The rollercoaster life of the first orangutan to use sign language

August 7 saw the loss of Chantek –  one of the first signing apes – at the age of 39.

Chantek, a hybrid Sumatran-Bornean orangutan, was born in 1977 at the Yerkes Regional Primate Research Center in Georgia, USA. He was rejected by his mother and chosen to become the focus of an experiment at the University of Tennessee.

 

Dr Lyn Miles, an anthropologist at the university, was charged with the young orangutan’s care. Miles raised him like a human baby, kitting him out with nappies (diapers) and clothes.
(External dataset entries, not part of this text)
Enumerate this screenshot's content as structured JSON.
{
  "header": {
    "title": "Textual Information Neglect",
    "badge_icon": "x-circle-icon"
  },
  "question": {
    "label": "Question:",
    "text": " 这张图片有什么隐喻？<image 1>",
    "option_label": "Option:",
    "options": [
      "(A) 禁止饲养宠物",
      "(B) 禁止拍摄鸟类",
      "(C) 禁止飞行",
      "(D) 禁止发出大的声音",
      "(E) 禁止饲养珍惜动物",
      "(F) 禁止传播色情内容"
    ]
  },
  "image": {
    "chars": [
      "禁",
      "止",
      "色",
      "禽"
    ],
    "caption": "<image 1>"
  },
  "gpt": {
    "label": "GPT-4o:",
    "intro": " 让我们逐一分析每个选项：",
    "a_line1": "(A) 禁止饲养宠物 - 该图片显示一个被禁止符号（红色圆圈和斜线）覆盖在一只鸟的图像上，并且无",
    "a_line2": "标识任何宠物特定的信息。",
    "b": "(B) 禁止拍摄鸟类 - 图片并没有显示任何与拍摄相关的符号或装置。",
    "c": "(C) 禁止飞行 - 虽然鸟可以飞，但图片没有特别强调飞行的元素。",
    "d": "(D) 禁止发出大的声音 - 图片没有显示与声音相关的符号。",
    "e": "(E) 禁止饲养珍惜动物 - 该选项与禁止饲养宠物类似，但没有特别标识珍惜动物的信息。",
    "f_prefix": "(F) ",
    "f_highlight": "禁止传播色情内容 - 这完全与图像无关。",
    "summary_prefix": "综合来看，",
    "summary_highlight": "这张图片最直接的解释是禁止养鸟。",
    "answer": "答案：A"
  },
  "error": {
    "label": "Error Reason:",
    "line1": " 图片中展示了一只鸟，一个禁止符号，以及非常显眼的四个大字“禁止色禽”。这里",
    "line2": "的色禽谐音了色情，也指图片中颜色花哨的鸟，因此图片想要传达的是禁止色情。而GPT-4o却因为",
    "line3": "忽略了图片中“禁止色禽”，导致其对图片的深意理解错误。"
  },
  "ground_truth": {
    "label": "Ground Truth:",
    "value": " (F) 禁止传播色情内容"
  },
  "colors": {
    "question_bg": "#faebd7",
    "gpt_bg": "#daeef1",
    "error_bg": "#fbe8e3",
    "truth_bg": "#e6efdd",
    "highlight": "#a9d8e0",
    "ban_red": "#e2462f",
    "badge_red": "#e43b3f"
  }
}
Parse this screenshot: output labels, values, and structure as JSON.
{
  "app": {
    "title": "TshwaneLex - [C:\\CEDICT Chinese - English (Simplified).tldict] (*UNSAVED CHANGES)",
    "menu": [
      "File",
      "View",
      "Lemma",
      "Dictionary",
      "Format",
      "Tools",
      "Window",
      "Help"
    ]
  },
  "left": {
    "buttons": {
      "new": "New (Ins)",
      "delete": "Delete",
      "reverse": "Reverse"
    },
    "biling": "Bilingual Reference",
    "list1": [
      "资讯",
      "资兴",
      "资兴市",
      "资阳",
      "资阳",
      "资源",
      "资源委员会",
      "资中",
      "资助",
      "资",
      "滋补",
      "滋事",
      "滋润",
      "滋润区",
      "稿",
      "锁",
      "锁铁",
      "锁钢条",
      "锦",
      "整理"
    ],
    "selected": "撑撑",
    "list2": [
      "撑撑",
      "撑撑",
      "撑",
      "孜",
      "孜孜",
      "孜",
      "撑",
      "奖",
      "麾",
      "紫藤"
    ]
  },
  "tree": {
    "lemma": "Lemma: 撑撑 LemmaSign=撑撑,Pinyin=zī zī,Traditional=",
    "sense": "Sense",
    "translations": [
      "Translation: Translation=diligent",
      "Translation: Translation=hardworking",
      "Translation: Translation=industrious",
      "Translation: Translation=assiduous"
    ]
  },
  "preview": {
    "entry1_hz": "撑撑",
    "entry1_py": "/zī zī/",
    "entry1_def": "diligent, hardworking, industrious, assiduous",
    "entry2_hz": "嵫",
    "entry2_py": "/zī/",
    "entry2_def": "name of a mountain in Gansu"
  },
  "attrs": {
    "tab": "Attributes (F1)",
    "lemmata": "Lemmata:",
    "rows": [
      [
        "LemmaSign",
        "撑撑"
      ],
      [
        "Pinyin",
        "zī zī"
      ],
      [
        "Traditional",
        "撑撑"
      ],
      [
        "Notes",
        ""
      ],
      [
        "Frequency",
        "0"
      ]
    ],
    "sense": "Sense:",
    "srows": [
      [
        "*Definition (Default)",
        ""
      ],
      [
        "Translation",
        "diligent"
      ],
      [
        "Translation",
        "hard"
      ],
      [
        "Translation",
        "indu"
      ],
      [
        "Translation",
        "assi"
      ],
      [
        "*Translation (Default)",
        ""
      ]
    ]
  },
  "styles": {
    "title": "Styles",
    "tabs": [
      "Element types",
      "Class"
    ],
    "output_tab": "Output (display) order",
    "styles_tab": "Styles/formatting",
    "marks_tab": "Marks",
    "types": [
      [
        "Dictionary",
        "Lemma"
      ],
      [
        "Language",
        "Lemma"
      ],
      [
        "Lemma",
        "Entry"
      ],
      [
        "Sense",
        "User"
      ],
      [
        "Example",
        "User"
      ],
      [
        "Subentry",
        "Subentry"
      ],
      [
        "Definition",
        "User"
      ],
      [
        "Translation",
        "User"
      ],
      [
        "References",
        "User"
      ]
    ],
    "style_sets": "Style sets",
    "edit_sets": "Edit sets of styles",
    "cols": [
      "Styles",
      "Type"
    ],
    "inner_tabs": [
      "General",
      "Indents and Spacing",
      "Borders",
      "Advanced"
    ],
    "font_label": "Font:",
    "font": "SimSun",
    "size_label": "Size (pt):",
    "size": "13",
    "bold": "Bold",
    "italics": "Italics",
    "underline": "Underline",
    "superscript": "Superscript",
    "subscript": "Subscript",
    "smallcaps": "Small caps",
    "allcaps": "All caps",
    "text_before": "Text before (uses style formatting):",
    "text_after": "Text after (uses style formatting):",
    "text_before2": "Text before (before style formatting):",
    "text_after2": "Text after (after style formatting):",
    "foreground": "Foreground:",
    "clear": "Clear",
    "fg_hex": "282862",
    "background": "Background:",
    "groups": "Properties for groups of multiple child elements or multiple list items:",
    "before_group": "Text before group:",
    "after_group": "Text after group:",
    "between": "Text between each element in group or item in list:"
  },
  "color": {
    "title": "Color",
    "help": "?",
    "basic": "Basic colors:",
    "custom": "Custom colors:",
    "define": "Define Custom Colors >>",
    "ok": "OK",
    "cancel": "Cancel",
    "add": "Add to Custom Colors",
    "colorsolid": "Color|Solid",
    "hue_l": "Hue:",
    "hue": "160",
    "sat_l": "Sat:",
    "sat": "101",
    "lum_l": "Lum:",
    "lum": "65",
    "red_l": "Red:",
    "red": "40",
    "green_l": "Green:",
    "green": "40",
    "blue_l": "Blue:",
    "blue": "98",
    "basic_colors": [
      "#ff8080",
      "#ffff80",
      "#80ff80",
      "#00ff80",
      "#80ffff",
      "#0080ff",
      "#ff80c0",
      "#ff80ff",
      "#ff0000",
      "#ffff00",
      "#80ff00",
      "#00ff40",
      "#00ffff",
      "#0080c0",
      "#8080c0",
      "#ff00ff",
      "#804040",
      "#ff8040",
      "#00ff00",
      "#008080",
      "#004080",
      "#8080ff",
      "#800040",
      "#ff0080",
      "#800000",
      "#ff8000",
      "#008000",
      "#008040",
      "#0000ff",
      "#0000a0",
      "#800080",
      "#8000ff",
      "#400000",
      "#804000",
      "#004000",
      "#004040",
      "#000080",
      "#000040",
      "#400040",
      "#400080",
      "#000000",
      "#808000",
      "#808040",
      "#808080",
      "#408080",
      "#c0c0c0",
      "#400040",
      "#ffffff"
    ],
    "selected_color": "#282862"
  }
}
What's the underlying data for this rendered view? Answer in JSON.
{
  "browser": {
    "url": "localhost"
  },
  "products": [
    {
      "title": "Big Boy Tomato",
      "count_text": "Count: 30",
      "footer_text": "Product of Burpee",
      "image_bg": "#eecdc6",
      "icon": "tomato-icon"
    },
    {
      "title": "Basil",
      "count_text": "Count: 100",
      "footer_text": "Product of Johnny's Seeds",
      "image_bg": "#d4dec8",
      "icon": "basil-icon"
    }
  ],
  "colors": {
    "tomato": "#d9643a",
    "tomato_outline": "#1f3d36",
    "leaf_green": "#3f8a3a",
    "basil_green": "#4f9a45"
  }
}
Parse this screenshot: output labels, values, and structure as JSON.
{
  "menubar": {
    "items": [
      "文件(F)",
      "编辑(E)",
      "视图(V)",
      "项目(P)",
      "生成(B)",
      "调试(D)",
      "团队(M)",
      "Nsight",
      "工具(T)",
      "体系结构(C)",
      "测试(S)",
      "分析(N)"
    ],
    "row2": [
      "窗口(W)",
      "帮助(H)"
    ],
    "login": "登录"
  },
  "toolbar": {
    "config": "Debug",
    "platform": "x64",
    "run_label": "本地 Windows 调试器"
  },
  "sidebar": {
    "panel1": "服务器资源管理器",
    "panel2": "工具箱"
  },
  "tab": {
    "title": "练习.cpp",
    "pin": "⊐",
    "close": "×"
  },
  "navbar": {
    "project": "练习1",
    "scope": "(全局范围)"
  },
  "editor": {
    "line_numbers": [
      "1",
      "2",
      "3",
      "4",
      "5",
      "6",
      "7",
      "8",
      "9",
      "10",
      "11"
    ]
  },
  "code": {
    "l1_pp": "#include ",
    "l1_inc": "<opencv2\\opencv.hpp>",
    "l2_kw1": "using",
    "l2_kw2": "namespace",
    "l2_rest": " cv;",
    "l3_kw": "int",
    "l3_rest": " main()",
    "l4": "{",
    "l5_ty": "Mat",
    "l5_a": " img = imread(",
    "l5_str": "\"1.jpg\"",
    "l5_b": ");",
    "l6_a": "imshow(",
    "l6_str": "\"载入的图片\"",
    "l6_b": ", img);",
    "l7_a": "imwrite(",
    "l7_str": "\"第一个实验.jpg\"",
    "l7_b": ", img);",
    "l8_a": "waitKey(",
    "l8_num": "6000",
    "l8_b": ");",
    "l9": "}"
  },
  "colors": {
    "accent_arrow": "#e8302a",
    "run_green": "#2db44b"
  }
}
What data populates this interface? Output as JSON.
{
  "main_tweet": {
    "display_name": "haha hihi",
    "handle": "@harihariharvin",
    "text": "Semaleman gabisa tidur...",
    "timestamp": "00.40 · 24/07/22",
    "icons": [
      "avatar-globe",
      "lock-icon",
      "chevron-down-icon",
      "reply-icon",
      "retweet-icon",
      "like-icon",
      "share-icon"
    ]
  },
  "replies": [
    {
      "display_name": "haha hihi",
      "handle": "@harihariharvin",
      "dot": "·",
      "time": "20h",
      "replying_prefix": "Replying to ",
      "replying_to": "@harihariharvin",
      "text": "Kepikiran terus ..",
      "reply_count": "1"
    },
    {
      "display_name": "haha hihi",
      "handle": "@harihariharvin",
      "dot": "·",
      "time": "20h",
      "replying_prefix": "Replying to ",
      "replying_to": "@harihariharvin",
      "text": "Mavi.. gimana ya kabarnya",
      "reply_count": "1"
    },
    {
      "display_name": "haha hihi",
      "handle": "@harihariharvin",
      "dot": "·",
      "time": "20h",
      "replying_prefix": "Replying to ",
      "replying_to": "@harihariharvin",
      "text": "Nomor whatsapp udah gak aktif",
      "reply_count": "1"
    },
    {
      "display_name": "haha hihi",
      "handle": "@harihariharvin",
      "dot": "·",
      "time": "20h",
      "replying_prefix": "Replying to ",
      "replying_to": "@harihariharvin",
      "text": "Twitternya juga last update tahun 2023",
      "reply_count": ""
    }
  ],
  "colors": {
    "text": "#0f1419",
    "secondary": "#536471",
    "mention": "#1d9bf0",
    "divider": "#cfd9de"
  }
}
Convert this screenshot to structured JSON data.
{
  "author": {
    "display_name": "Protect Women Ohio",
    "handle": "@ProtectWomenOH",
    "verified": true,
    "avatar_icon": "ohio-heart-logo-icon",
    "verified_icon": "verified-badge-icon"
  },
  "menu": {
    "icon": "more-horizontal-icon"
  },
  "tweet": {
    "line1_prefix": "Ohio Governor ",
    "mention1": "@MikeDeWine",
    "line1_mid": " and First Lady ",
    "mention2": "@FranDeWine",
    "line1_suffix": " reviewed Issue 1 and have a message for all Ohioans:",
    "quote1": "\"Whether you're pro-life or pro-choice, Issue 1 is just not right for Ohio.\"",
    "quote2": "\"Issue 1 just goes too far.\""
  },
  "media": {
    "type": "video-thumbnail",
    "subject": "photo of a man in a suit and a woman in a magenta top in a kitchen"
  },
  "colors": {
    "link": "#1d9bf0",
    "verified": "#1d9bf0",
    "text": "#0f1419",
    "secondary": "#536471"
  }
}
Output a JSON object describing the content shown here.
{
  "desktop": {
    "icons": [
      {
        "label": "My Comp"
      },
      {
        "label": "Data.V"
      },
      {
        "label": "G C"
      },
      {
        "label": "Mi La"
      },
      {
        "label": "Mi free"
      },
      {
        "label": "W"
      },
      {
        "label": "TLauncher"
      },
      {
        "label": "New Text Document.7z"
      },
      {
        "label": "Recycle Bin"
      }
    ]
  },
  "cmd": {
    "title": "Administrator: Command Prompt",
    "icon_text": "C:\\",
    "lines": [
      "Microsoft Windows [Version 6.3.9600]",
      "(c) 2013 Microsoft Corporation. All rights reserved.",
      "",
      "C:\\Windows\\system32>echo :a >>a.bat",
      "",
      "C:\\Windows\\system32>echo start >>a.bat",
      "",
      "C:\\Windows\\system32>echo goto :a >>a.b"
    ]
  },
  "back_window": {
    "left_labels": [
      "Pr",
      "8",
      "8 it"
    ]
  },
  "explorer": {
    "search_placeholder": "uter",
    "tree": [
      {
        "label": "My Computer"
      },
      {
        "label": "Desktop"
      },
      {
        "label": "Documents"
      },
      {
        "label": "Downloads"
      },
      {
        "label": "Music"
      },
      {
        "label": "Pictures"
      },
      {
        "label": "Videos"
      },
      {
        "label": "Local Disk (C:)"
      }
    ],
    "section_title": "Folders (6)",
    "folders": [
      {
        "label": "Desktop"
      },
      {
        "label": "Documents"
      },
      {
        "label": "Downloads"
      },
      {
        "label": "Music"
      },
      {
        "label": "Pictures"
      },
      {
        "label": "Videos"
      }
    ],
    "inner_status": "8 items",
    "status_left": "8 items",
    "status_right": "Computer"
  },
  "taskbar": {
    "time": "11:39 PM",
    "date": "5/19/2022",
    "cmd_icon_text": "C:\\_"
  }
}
She had had previous experience communicating with chimps and taught herself American sign language in the hope that she’d be able to ‘speak’ to Chantek, despite cynicism from other scientists who insisted that orangutans were incapable of such a thing.

 

Over his nine years with Miles, Chantek racked up more than 150 signed words in his vocabulary, as well as learning to point to things he was signing about. He went to a nursery school with human children, where he enjoyed their company and learning to paint.

 

He learned to understand the concepts of work and money, being given token for doing chores (like tidying his room) which he could ‘spend’ on his favourite things – ice cream, burgers and car journeys to restaurants. His love for the food chain Dairy Queen was so great that he could direct drivers to the nearest one to his trailer on the university campus, demonstrating impressive spatial understanding.

 

Although his vocabulary was astounding for an animal thought not to be able to communicate, there were many words that Chantek didn’t know the signs for. This didn’t stop him; he just made up terms with the words he did know. Ketchup was referred to as ‘tomato toothpaste’ and burgers were ‘cheese meat bread’.

 

With this language came another ability previously thought to be very human: lying. Miles remembers, “he’d tell me he had to go to the bathroom and then go in there just to play with the knobs on the toilet”.

 

As he grew up and his education progressed, Chantek sat in on lectures at the university. He enjoyed being around the students, and they were so fond of him that his photo was included in the yearbook.

 

Unfortunately, his life as a blossoming scholar could not continue. Adult male orangutans are immensely strong, with powerful limbs and jaws, and the university began to worry about the potential for incidents. When he escaped from his compound and scared a female student, he was tranquilised and sent back to the research center where he was born.

 

Dr Miles fought for weeks to see her beloved orangutan, eventually being allowed in to find him locked in a 1.5 x 1.5 metre (five x five foot) cage. Chantek reportedly signed to her “Mother Lyn, get car, go home”, but Miles had to explain that this was where he was to stay. Over the next 11 years, Chantek remained in his cage, becoming depressed and doubling in weight because of his inactivity.

 

In 1997, Chantek was finally given the chance of a better life when Zoo Atlanta offered him a home in one of their enclosures. Here, he used the signs he could still remember to communicate with keepers. He wasn’t so sure about his fellow orangutans, referring to them as ‘orange dogs’ (he called himself an ‘orangutan person’). At the zoo, he enjoyed painting, making things including tools and music, and stringing beads to make jewellery. He was shy of new people, but was known to be very observant and attentive.

 

In 2014, the intelligent ape was the star of the PBS documentary ‘The Ape Who Went To College’. His life sparked many discussions on the intelligence of apes, their relationship with humans, and whether they themselves should be considered people.

 

As of last year, Chantek had been undergoing treatment for heart disease – a common ailment of captive apes – although it’s not certain that this was the cause of his death. He reached a good age, as orangutans are considered old when they reach 35. People who knew him have expressed their sadness and said that he will be greatly missed.

 

(Feature photo property of Zoo Atlanta)